• _Dataset rows describing interfaces_
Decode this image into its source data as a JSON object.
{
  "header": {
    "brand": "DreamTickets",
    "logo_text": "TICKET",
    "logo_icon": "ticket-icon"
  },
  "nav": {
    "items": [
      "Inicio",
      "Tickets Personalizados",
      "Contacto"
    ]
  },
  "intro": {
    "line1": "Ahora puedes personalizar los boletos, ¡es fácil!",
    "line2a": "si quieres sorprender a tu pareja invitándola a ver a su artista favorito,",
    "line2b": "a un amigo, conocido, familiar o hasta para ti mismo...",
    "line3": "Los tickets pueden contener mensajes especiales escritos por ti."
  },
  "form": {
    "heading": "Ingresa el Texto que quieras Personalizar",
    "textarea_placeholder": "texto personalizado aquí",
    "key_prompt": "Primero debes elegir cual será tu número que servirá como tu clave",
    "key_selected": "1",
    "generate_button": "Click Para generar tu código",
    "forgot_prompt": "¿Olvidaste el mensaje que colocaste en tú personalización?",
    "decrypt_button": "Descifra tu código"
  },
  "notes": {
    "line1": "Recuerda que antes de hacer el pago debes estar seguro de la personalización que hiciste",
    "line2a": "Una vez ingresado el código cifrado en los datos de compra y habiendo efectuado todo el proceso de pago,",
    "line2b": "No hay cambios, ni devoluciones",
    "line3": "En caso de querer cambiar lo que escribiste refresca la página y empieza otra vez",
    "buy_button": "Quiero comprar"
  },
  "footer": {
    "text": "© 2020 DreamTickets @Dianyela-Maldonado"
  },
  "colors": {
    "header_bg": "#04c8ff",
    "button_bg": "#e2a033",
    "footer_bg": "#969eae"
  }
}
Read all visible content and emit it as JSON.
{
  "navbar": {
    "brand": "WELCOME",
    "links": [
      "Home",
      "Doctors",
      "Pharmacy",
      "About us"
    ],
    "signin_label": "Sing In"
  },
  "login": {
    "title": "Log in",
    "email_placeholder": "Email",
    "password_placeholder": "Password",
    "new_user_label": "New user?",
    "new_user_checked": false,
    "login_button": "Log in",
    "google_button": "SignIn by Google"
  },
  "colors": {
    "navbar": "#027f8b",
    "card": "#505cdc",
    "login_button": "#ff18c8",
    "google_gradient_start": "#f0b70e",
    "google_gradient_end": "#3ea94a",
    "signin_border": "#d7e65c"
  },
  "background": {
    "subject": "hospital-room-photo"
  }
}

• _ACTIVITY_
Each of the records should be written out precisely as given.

• _REPLY_
Decode this image into its source data as a JSON object.
{
  "header": {
    "brand": "DreamTickets",
    "logo_text": "TICKET",
    "logo_icon": "ticket-icon"
  },
  "nav": {
    "items": [
      "Inicio",
      "Tickets Personalizados",
      "Contacto"
    ]
  },
  "intro": {
    "line1": "Ahora puedes personalizar los boletos, ¡es fácil!",
    "line2a": "si quieres sorprender a tu pareja invitándola a ver a su artista favorito,",
    "line2b": "a un amigo, conocido, familiar o hasta para ti mismo...",
    "line3": "Los tickets pueden contener mensajes especiales escritos por ti."
  },
  "form": {
    "heading": "Ingresa el Texto que quieras Personalizar",
    "textarea_placeholder": "texto personalizado aquí",
    "key_prompt": "Primero debes elegir cual será tu número que servirá como tu clave",
    "key_selected": "1",
    "generate_button": "Click Para generar tu código",
    "forgot_prompt": "¿Olvidaste el mensaje que colocaste en tú personalización?",
    "decrypt_button": "Descifra tu código"
  },
  "notes": {
    "line1": "Recuerda que antes de hacer el pago debes estar seguro de la personalización que hiciste",
    "line2a": "Una vez ingresado el código cifrado en los datos de compra y habiendo efectuado todo el proceso de pago,",
    "line2b": "No hay cambios, ni devoluciones",
    "line3": "En caso de querer cambiar lo que escribiste refresca la página y empieza otra vez",
    "buy_button": "Quiero comprar"
  },
  "footer": {
    "text": "© 2020 DreamTickets @Dianyela-Maldonado"
  },
  "colors": {
    "header_bg": "#04c8ff",
    "button_bg": "#e2a033",
    "footer_bg": "#969eae"
  }
}
Read all visible content and emit it as JSON.
{
  "navbar": {
    "brand": "WELCOME",
    "links": [
      "Home",
      "Doctors",
      "Pharmacy",
      "About us"
    ],
    "signin_label": "Sing In"
  },
  "login": {
    "title": "Log in",
    "email_placeholder": "Email",
    "password_placeholder": "Password",
    "new_user_label": "New user?",
    "new_user_checked": false,
    "login_button": "Log in",
    "google_button": "SignIn by Google"
  },
  "colors": {
    "navbar": "#027f8b",
    "card": "#505cdc",
    "login_button": "#ff18c8",
    "google_gradient_start": "#f0b70e",
    "google_gradient_end": "#3ea94a",
    "signin_border": "#d7e65c"
  },
  "background": {
    "subject": "hospital-room-photo"
  }
}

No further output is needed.